For example, during your first year, if you spend approximately $300 CAD ($247.83 USD) per month with your credit card on groceries and other purchases, you’ll receive 15,100 Aeroplan points, including the 10,000 welcome bonus points. And with 12,000 Aeroplan points out of those 15,100 ones, you can get a round-trip economy class ticket for traveling wholly in North America.

The credit card stands out from other travel rewards cards, as it lets you hold on to your Aeroplan points for as long as you keep holding your CIBC Aeroplan Visa Infinite card as the primary cardholder.

Other offers on this card include round-the-clock concierge services, hotel benefits, and dining events.

This credit card also offers comprehensive insurance coverage for your mobile device, trip cancelation, out-of-province medical needs, flight delays, and hotel burglaries, so you don’t have to worry while traveling.

You can apply for this card only if your minimum annual income is $60,000 CAD ($49,566 USD), or your annual household income is at least $100,000 CAD ($82,610 USD). CIBC also offers a one-time annual fee rebate for the primary cardholder, but only for the first year.

Annual fee: $139 CAD ($114.82 USD)

Interest rate on purchases: 19.99% on purchases and 22.99% on cash advances (21.99% if you reside in Quebec)

Home Trust Secured Visa

For expats who are completely focused on building credit in Canada, the zero-fees Home Trust Secured Visa may be just the thing you need.

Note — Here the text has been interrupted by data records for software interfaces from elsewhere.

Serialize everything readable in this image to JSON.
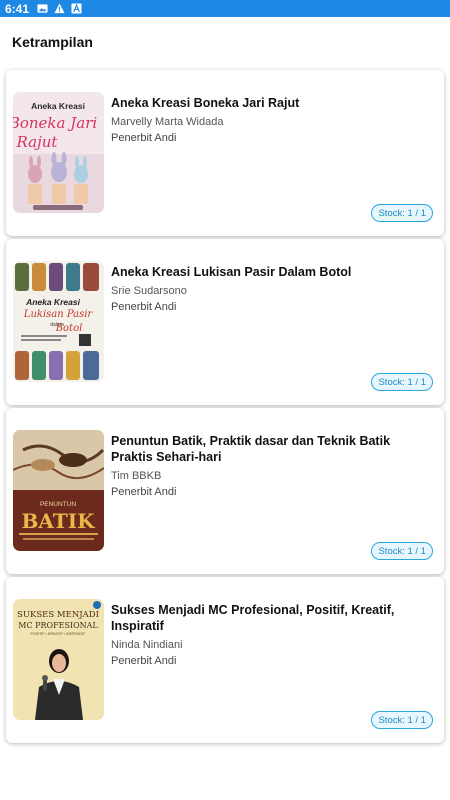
{
  "status_bar": {
    "time": "6:41",
    "icons": [
      "image-icon",
      "warning-icon",
      "app-icon"
    ]
  },
  "app_bar": {
    "title": "Ketrampilan"
  },
  "books": [
    {
      "title": "Aneka Kreasi Boneka Jari Rajut",
      "author": "Marvelly Marta Widada",
      "publisher": "Penerbit Andi",
      "stock": "Stock: 1 / 1",
      "cover_lines": [
        "Aneka Kreasi",
        "Boneka Jari",
        "Rajut"
      ]
    },
    {
      "title": "Aneka Kreasi Lukisan Pasir Dalam Botol",
      "author": "Srie Sudarsono",
      "publisher": "Penerbit Andi",
      "stock": "Stock: 1 / 1",
      "cover_lines": [
        "Aneka Kreasi",
        "Lukisan Pasir",
        "dalam",
        "Botol"
      ]
    },
    {
      "title": "Penuntun Batik, Praktik dasar dan Teknik Batik Praktis Sehari-hari",
      "author": "Tim BBKB",
      "publisher": "Penerbit Andi",
      "stock": "Stock: 1 / 1",
      "cover_lines": [
        "PENUNTUN",
        "BATIK"
      ]
    },
    {
      "title": "Sukses Menjadi MC Profesional, Positif, Kreatif, Inspiratif",
      "author": "Ninda Nindiani",
      "publisher": "Penerbit Andi",
      "stock": "Stock: 1 / 1",
      "cover_lines": [
        "SUKSES MENJADI",
        "MC PROFESIONAL",
        "POSITIF • KREATIF • INSPIRATIF"
      ]
    }
  ]
}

It’s a secured credit card, for which you can get approved easily all that’s required is to have a minimum deposit (starting from as low as $500 CAD) and to be residing in Canada (except Quebec).

Basically, the amount of your deposit is your credit limit, ranging between $500 CAD and $10,000 CAD ($8,260.88 USD). This is how the card controls your spending limit, letting you achieve a healthy credit score.

You can improve your credit rating by keeping up-to-date with your payments. If you want to use this credit card without any annual fees, though, the interest rate would grow to 19.99%.

The card offers a lower interest rate of 14.90%, too, but only if you’re okay with an annual fee of $59 CAD ($48.73 USD).

Annual fee: $0 CAD or $59 CAD

Interest rate: 19.99% (with no annual fee) or 14.90% (with $59 CAD annual fee)

Is there any way to send money abroad from Canada?

Yes, there is. You can send money from Canada to more than 130 countries, using an online international money transfer service called Xe (that’s us). Or you can send money to Canada from the US, the UK, Australia, and New Zealand.

This is how you set up a money transfer between Canada and any other country:

  1. Sign up for a new or present Xe account for free.

  2. Type the amount you wish to send to or from Canada, as well as the currency you’d like to exchange.

  3. Enter your name, your Canadian bank account, and your residential address in Canada. You can save these details for processing future payments quickly.

  4. Choose a payment method. You can use your new Canadian credit card to fund your transfer, or you can use a direct debit or bank transfer.

  5. Check whether you’ve entered all the info correctly, and confirm the money transfer.

Get Started

Some of the best credit cards for expats in Canada let you make international payments, as well. However, there’s a slight catch - the foreign transaction fees on these cards can add up to a lot, slowly but surely.

With Xe, though, you can make international money transfers at cost-effective rates. Plus, our free currency converter shows you live exchange rates for any currency, anytime and anywhere, so you’ll know what the best time is for making an international payment.

That being said, find out what you want the most from a credit card in Canada, and choose one according to your needs.

All currency conversions mentioned are based on the CAD/USD mid-market rate from Xe as on June 10th, 2021, at 11:45 PM PT.